The CRO journey begins with rescue, as Simon and Noah conduct day and night surveys to identify children living full time, or part time on the streets and then invite them to our rehabilitation centre. The children come every day for a year and find a safe place to play, sleep, eat, wash, access health care and receive a basic education. All staff work from the rehabilitation centre and are involved with the children, especially with their spiritual nurture. Dorothy, Margaret and Rebecca are especially present; nurturing, loving, counselling and providing for the children in the rehabilitation program, whilst Joseph, Phoebe, Fiona and Nehemiah work behind the scenes to enable the program to run. Many children in our current program live on the street 'part time', meaning they return to families in the slum communities at night. Simon and Noah work alongside these families to address the reasons that have led to their children being on the streets. For those children who live on the street 'full time', their families are traced and we to resettle children in their communities. This is very much a team effort, spearheaded by the social work department.
One year after rescue, the children start attending a school close to their home. All schools in Uganda are fee-paying, which is a big challenge for the families of CRO children. CRO helps with school fees, whilst still requiring the families to show commitment through paying for their child's school interview and, where possible, purchasing scholastic materials. At lunchtime the CRO centre comes alive with a group of children who have started attending a school nearby; they come by to get a good meal from Rebecca and connect with staff at the centre.
The final aspect of our work is prevention: CRO carefully identifies at-risk communities and works with them to address the root causes that lead to children being on the streets, using a range of programmes including Self Help Groups, Child Protection Committees, Health Education and Women's Groups. Children who have been through the CRO rehabilitation program are also involved with the prevention aspect of CROs work, as they participate in peer outreach in their schools and communities.

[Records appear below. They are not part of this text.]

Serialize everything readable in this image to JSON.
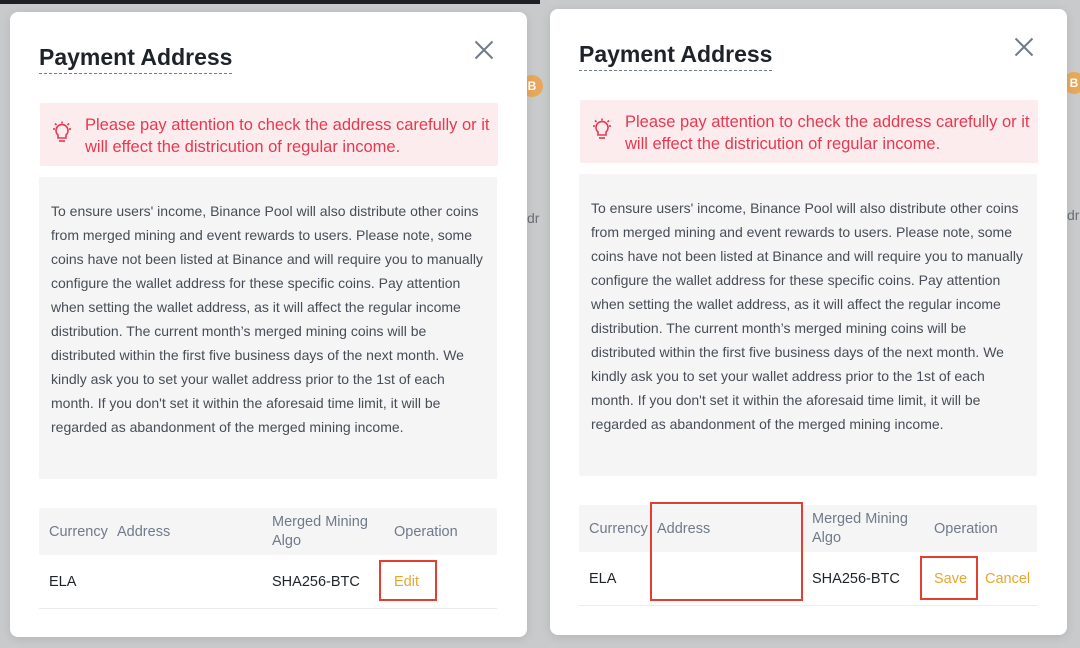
{
  "background": {
    "coin_symbol": "B",
    "partial_text": "dr"
  },
  "modal_left": {
    "title": "Payment Address",
    "warning": "Please pay attention to check the address carefully or it will effect the districution of regular income.",
    "info": "To ensure users' income, Binance Pool will also distribute other coins from merged mining and event rewards to users. Please note, some coins have not been listed at Binance and will require you to manually configure the wallet address for these specific coins. Pay attention when setting the wallet address, as it will affect the regular income distribution. The current month’s merged mining coins will be distributed within the first five business days of the next month. We kindly ask you to set your wallet address prior to the 1st of each month. If you don't set it within the aforesaid time limit, it will be regarded as abandonment of the merged mining income.",
    "table": {
      "headers": {
        "currency": "Currency",
        "address": "Address",
        "algo": "Merged Mining Algo",
        "operation": "Operation"
      },
      "row": {
        "currency": "ELA",
        "address": "",
        "algo": "SHA256-BTC",
        "edit": "Edit"
      }
    }
  },
  "modal_right": {
    "title": "Payment Address",
    "warning": "Please pay attention to check the address carefully or it will effect the districution of regular income.",
    "info": "To ensure users' income, Binance Pool will also distribute other coins from merged mining and event rewards to users. Please note, some coins have not been listed at Binance and will require you to manually configure the wallet address for these specific coins. Pay attention when setting the wallet address, as it will affect the regular income distribution. The current month’s merged mining coins will be distributed within the first five business days of the next month. We kindly ask you to set your wallet address prior to the 1st of each month. If you don't set it within the aforesaid time limit, it will be regarded as abandonment of the merged mining income.",
    "table": {
      "headers": {
        "currency": "Currency",
        "address": "Address",
        "algo": "Merged Mining Algo",
        "operation": "Operation"
      },
      "row": {
        "currency": "ELA",
        "address": "",
        "algo": "SHA256-BTC",
        "save": "Save",
        "cancel": "Cancel"
      }
    }
  },
  "colors": {
    "accent": "#e7a72f",
    "warning": "#e8384f",
    "highlight": "#e23e31"
  }
}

The vision is that as time goes on there will be fewer children on the streets; fewer needing to embark on this journey. But for those who do, we stand by them and their families helping to actualise a better future.